The obvious question arises: why on earth is Regions Financial still allowed to exist and sucker more investors into believing it is anything even remotely close to a viable entity. In fact, as Weil points out, the government continues to classify Regions as “well capitalized." Indeed, lax accounting rules keep propping this zombie alive compliments of the FASB, while some trigger happy joystick-mongers who only care about exchanging Tweets what their overcaffeinated, 19 year old friends and making sure that all end up on the same side of the trade (especially since the SEC is roughly 8 decades behind the curve and has no idea what this Twitter gizmo is) buy the stock.

Weil chimes in:

If nothing else, today’s fair-value gaps highlight the arbitrariness of book values and regulatory capital. Banks already have the option to carry loans at fair value under the accounting rules. For the vast majority of loans, most banks elect not to, on the grounds that they intend to keep them until maturity and hope the cash rolls in.

Consequently, the difference between being well capitalized and woefully undercapitalized may come down to nothing more than some highly paid chief executive’s state of mind.

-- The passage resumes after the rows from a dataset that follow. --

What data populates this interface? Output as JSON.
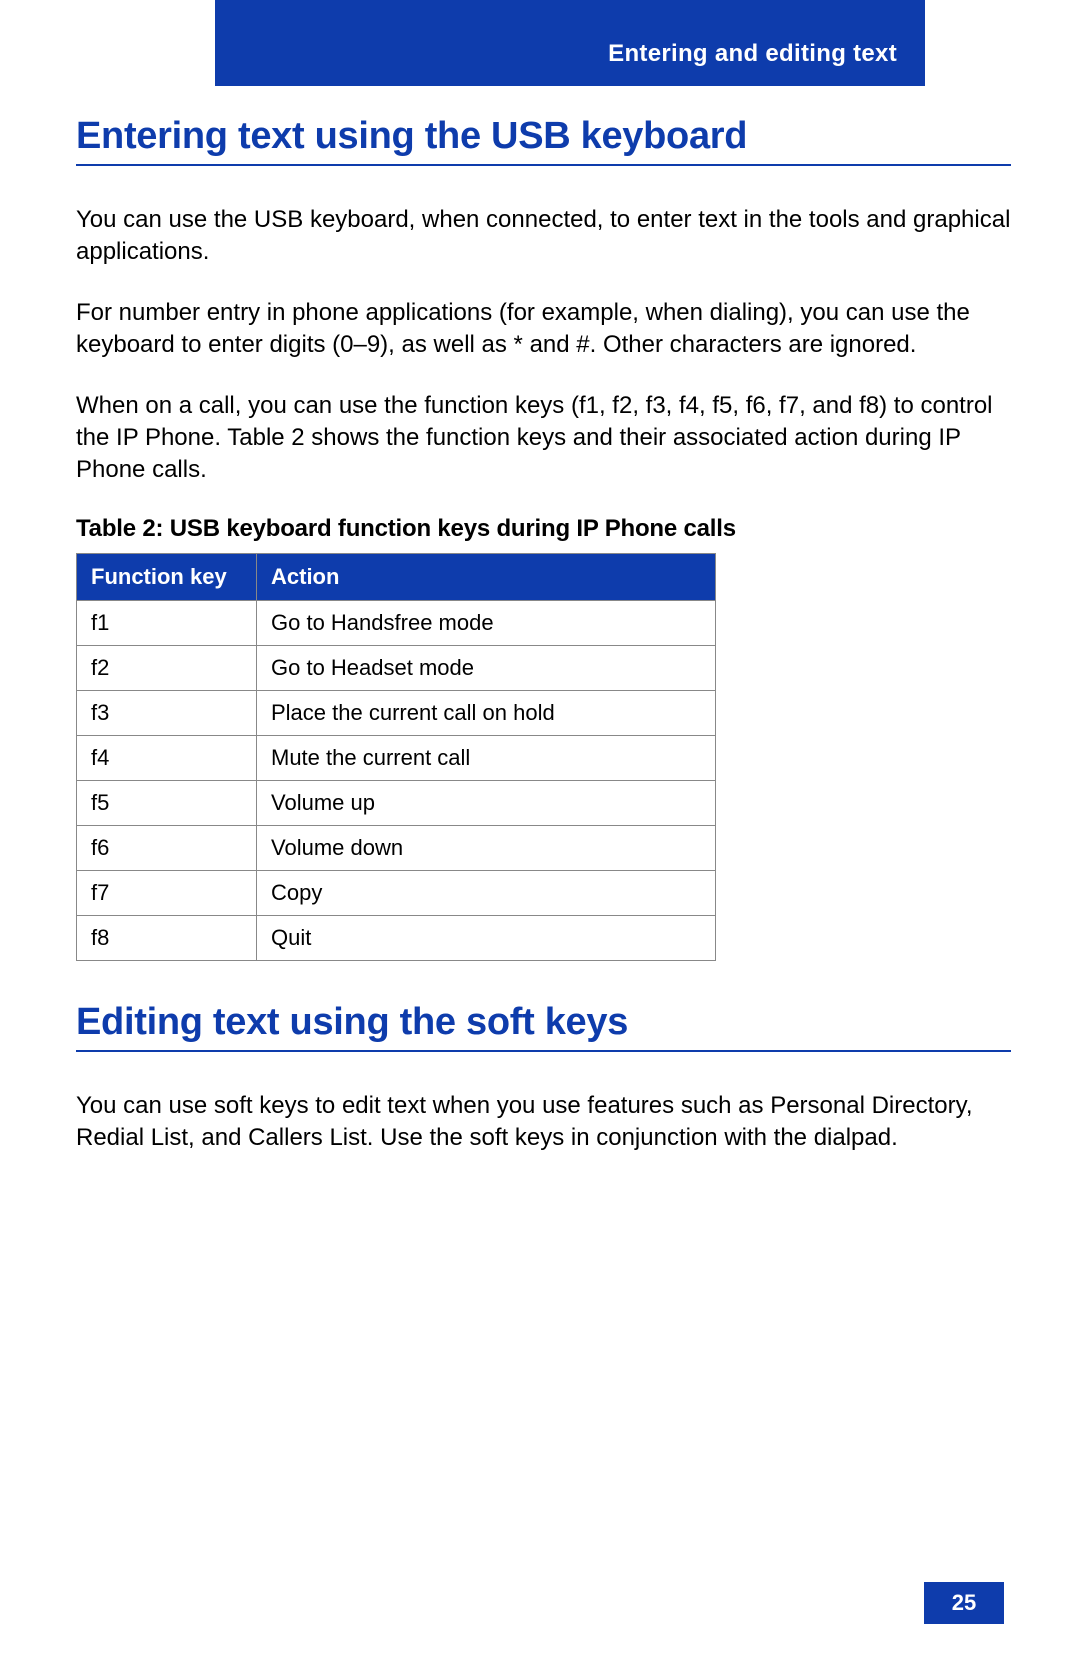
{
  "header": {
    "section_title": "Entering and editing text"
  },
  "section1": {
    "heading": "Entering text using the USB keyboard",
    "para1": "You can use the USB keyboard, when connected, to enter text in the tools and graphical applications.",
    "para2": "For number entry in phone applications (for example, when dialing), you can use the keyboard to enter digits (0–9), as well as * and #. Other characters are ignored.",
    "para3": "When on a call, you can use the function keys (f1, f2, f3, f4, f5, f6, f7, and f8) to control the IP Phone. Table 2 shows the function keys and their associated action during IP Phone calls."
  },
  "table2": {
    "caption": "Table 2: USB keyboard function keys during IP Phone calls",
    "headers": {
      "col1": "Function key",
      "col2": "Action"
    },
    "rows": [
      {
        "key": "f1",
        "action": "Go to Handsfree mode"
      },
      {
        "key": "f2",
        "action": "Go to Headset mode"
      },
      {
        "key": "f3",
        "action": "Place the current call on hold"
      },
      {
        "key": "f4",
        "action": "Mute the current call"
      },
      {
        "key": "f5",
        "action": "Volume up"
      },
      {
        "key": "f6",
        "action": "Volume down"
      },
      {
        "key": "f7",
        "action": "Copy"
      },
      {
        "key": "f8",
        "action": "Quit"
      }
    ]
  },
  "section2": {
    "heading": "Editing text using the soft keys",
    "para1": "You can use soft keys to edit text when you use features such as Personal Directory, Redial List, and Callers List. Use the soft keys in conjunction with the dialpad."
  },
  "page_number": "25"
}
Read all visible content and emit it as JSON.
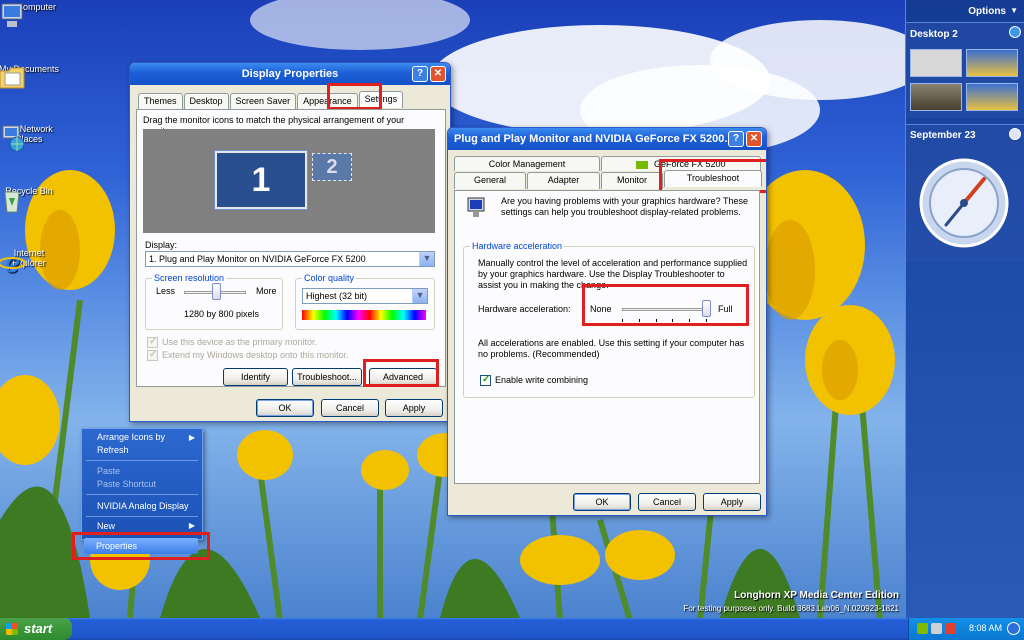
{
  "desktop": {
    "icons": [
      {
        "label": "My Computer"
      },
      {
        "label": "My Documents"
      },
      {
        "label": "My Network Places"
      },
      {
        "label": "Recycle Bin"
      },
      {
        "label": "Internet Explorer"
      }
    ],
    "watermark": {
      "edition": "Longhorn XP Media Center Edition",
      "build": "For testing purposes only. Build 3683.Lab06_N.020923-1821"
    }
  },
  "display_properties": {
    "title": "Display Properties",
    "tabs": [
      "Themes",
      "Desktop",
      "Screen Saver",
      "Appearance",
      "Settings"
    ],
    "instruction": "Drag the monitor icons to match the physical arrangement of your monitors.",
    "monitor_1": "1",
    "monitor_2": "2",
    "display_label": "Display:",
    "display_value": "1. Plug and Play Monitor on NVIDIA GeForce FX 5200",
    "screen_resolution_title": "Screen resolution",
    "less": "Less",
    "more": "More",
    "resolution_value": "1280 by 800 pixels",
    "color_quality_title": "Color quality",
    "color_value": "Highest (32 bit)",
    "primary_monitor": "Use this device as the primary monitor.",
    "extend_desktop": "Extend my Windows desktop onto this monitor.",
    "identify": "Identify",
    "troubleshoot": "Troubleshoot...",
    "advanced": "Advanced",
    "ok": "OK",
    "cancel": "Cancel",
    "apply": "Apply"
  },
  "pnp_dialog": {
    "title": "Plug and Play Monitor and NVIDIA GeForce FX 5200...",
    "tabs_top": [
      "Color Management",
      "GeForce FX 5200"
    ],
    "tabs_bottom": [
      "General",
      "Adapter",
      "Monitor",
      "Troubleshoot"
    ],
    "intro": "Are you having problems with your graphics hardware? These settings can help you troubleshoot display-related problems.",
    "hw_group_title": "Hardware acceleration",
    "hw_desc": "Manually control the level of acceleration and performance supplied by your graphics hardware. Use the Display Troubleshooter to assist you in making the change.",
    "hw_label": "Hardware acceleration:",
    "none": "None",
    "full": "Full",
    "acceleration_level": 1.0,
    "status": "All accelerations are enabled. Use this setting if your computer has no problems. (Recommended)",
    "write_combining": "Enable write combining",
    "ok": "OK",
    "cancel": "Cancel",
    "apply": "Apply"
  },
  "context_menu": {
    "items": [
      "Arrange Icons by",
      "Refresh",
      "Paste",
      "Paste Shortcut",
      "NVIDIA Analog Display",
      "New",
      "Properties"
    ]
  },
  "sidebar": {
    "options": "Options",
    "desktop": "Desktop 2",
    "date": "September 23"
  },
  "taskbar": {
    "start": "start",
    "clock": "8:08 AM"
  },
  "colors": {
    "accent_red": "#e0201e",
    "xp_blue": "#1d5fd6"
  }
}
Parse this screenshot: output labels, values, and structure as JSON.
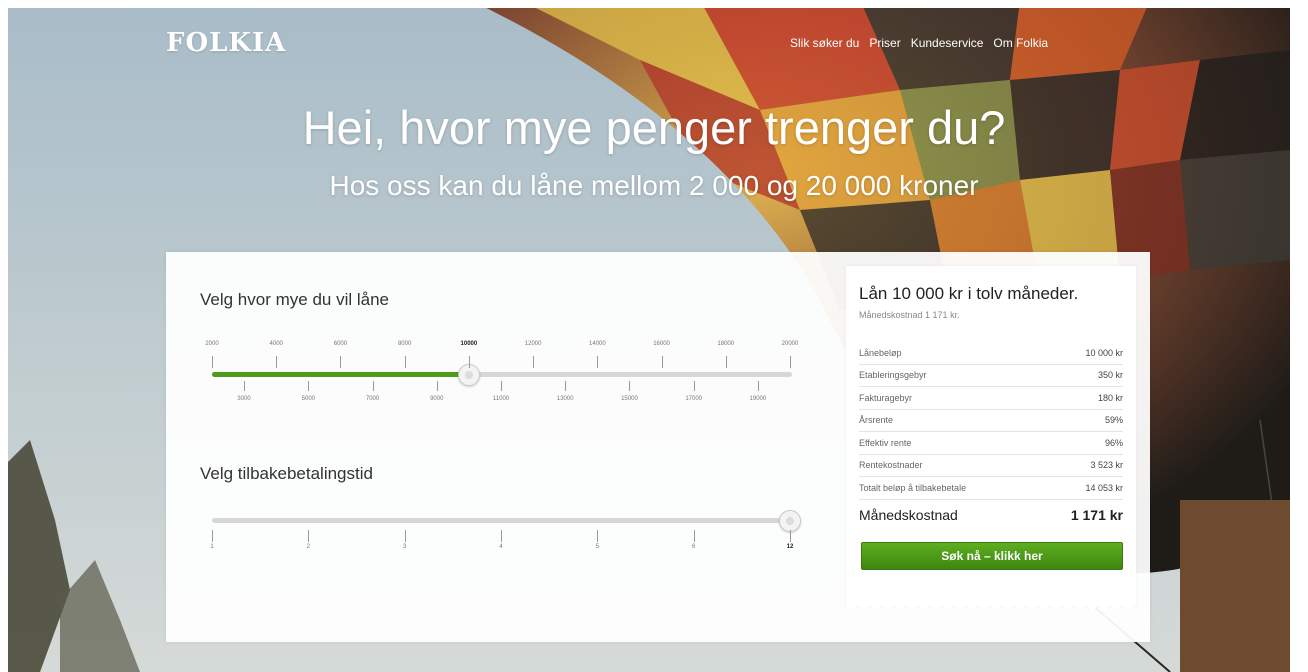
{
  "header": {
    "logo": "FOLKIA",
    "nav": [
      "Slik søker du",
      "Priser",
      "Kundeservice",
      "Om Folkia"
    ]
  },
  "hero": {
    "title": "Hei, hvor mye penger trenger du?",
    "subtitle": "Hos oss kan du låne mellom 2 000 og 20 000 kroner"
  },
  "amount_slider": {
    "label": "Velg hvor mye du vil låne",
    "min": 2000,
    "max": 20000,
    "value": 10000,
    "top_labels": [
      "2000",
      "4000",
      "6000",
      "8000",
      "10000",
      "12000",
      "14000",
      "16000",
      "18000",
      "20000"
    ],
    "bottom_labels": [
      "3000",
      "5000",
      "7000",
      "9000",
      "11000",
      "13000",
      "15000",
      "17000",
      "19000"
    ]
  },
  "term_slider": {
    "label": "Velg tilbakebetalingstid",
    "value": 12,
    "labels": [
      "1",
      "2",
      "3",
      "4",
      "5",
      "6",
      "12"
    ]
  },
  "summary": {
    "title": "Lån 10 000 kr i tolv måneder.",
    "subtitle": "Månedskostnad 1 171 kr.",
    "rows": [
      {
        "label": "Lånebeløp",
        "value": "10 000 kr"
      },
      {
        "label": "Etableringsgebyr",
        "value": "350 kr"
      },
      {
        "label": "Fakturagebyr",
        "value": "180 kr"
      },
      {
        "label": "Årsrente",
        "value": "59%"
      },
      {
        "label": "Effektiv rente",
        "value": "96%"
      },
      {
        "label": "Rentekostnader",
        "value": "3 523 kr"
      },
      {
        "label": "Totalt beløp å tilbakebetale",
        "value": "14 053 kr"
      }
    ],
    "total": {
      "label": "Månedskostnad",
      "value": "1 171 kr"
    },
    "cta": "Søk nå – klikk her"
  },
  "colors": {
    "accent_green": "#4d9c1c",
    "button_green": "#4a9a18"
  }
}
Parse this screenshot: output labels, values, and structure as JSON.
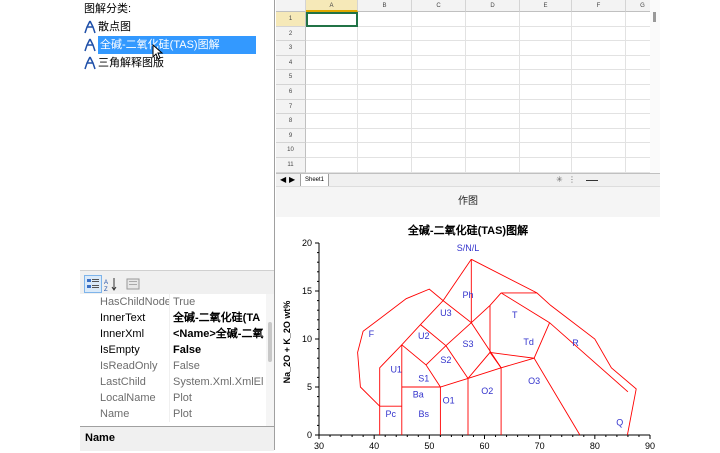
{
  "tree": {
    "header": "图解分类:",
    "items": [
      {
        "label": "散点图",
        "selected": false
      },
      {
        "label": "全碱-二氧化硅(TAS)图解",
        "selected": true
      },
      {
        "label": "三角解释图版",
        "selected": false
      }
    ]
  },
  "prop_toolbar": {
    "buttons": [
      "categorized-icon",
      "alphabetical-icon",
      "property-pages-icon"
    ]
  },
  "properties": [
    {
      "name": "HasChildNode",
      "value": "True",
      "bold": false
    },
    {
      "name": "InnerText",
      "value": "全碱-二氧化硅(TA",
      "bold": true
    },
    {
      "name": "InnerXml",
      "value": "<Name>全碱-二氧",
      "bold": true
    },
    {
      "name": "IsEmpty",
      "value": "False",
      "bold": true
    },
    {
      "name": "IsReadOnly",
      "value": "False",
      "bold": false
    },
    {
      "name": "LastChild",
      "value": "System.Xml.XmlEl",
      "bold": false
    },
    {
      "name": "LocalName",
      "value": "Plot",
      "bold": false
    },
    {
      "name": "Name",
      "value": "Plot",
      "bold": false
    }
  ],
  "prop_description": "Name",
  "spreadsheet": {
    "columns": [
      "A",
      "B",
      "C",
      "D",
      "E",
      "F",
      "G"
    ],
    "rows": [
      "1",
      "2",
      "3",
      "4",
      "5",
      "6",
      "7",
      "8",
      "9",
      "10",
      "11"
    ],
    "active_cell": "A1",
    "sheet_tab": "Sheet1"
  },
  "plot_button": "作图",
  "chart_data": {
    "type": "scatter",
    "title": "全碱-二氧化硅(TAS)图解",
    "xlabel": "",
    "ylabel": "Na_2O + K_2O wt%",
    "xlim": [
      30,
      90
    ],
    "ylim": [
      0,
      20
    ],
    "xticks": [
      "30",
      "40",
      "50",
      "60",
      "70",
      "80",
      "90"
    ],
    "yticks": [
      "0",
      "5",
      "10",
      "15",
      "20"
    ],
    "line_color": "#ff0000",
    "label_color": "#3333cc",
    "field_labels": [
      {
        "text": "S/N/L",
        "x": 57,
        "y": 19.5
      },
      {
        "text": "Ph",
        "x": 57,
        "y": 14.6
      },
      {
        "text": "T",
        "x": 65.5,
        "y": 12.5
      },
      {
        "text": "U3",
        "x": 53,
        "y": 12.7
      },
      {
        "text": "F",
        "x": 39.5,
        "y": 10.5
      },
      {
        "text": "U2",
        "x": 49,
        "y": 10.3
      },
      {
        "text": "Td",
        "x": 68,
        "y": 9.7
      },
      {
        "text": "R",
        "x": 76.5,
        "y": 9.6
      },
      {
        "text": "S3",
        "x": 57,
        "y": 9.5
      },
      {
        "text": "S2",
        "x": 53,
        "y": 7.8
      },
      {
        "text": "U1",
        "x": 44,
        "y": 6.8
      },
      {
        "text": "S1",
        "x": 49,
        "y": 5.9
      },
      {
        "text": "O3",
        "x": 69,
        "y": 5.6
      },
      {
        "text": "O2",
        "x": 60.5,
        "y": 4.6
      },
      {
        "text": "Ba",
        "x": 48,
        "y": 4.2
      },
      {
        "text": "O1",
        "x": 53.5,
        "y": 3.6
      },
      {
        "text": "Pc",
        "x": 43,
        "y": 2.2
      },
      {
        "text": "Bs",
        "x": 49,
        "y": 2.2
      },
      {
        "text": "Q",
        "x": 84.5,
        "y": 1.3
      }
    ]
  }
}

Fair-value estimates in the short-term can be a poor indicator of an asset’s eventual worth, especially when markets aren’t functioning smoothly. The problem with relying on management’s intentions is that they may be even less reliable.

At the end of the day, Weil is correct that at least now these zombie financials make available the data that investors can use on a quarterly basis (if the latter were so inclined, of course) to uncover just how ugly the real picture below the surface for all these firms is.

But why care, when you have every major media outlet blasting soothing elevator music and Cramer's garbled and rasping monolog on how if Paulson is buying BAC, things are all good (last time we checked the balancing side of a relative value strategy, i.e., the not so long one or, heaven-forbid, something based in uber complex OTC products such as CDS, does not have to be disclosed, but why would that matter when one has a clearly defined agenda of nothing but spin).

One can only hope that the FASB doesn't get a call from Steve Rattner in the next few months (from whatever position he currently occupies somewhere/anywhere), and is forced to promptly change its mind on expanding the rule on Fair Value Accounting, which would force all these toxic zombie nightmares to converge on the massive difference between Fair and Carrying Value.

Of course, if that happens, looks for Obama to promptly start preparing the public for the inevitable and much needed round 2 of TARP. I, for one, can't wait.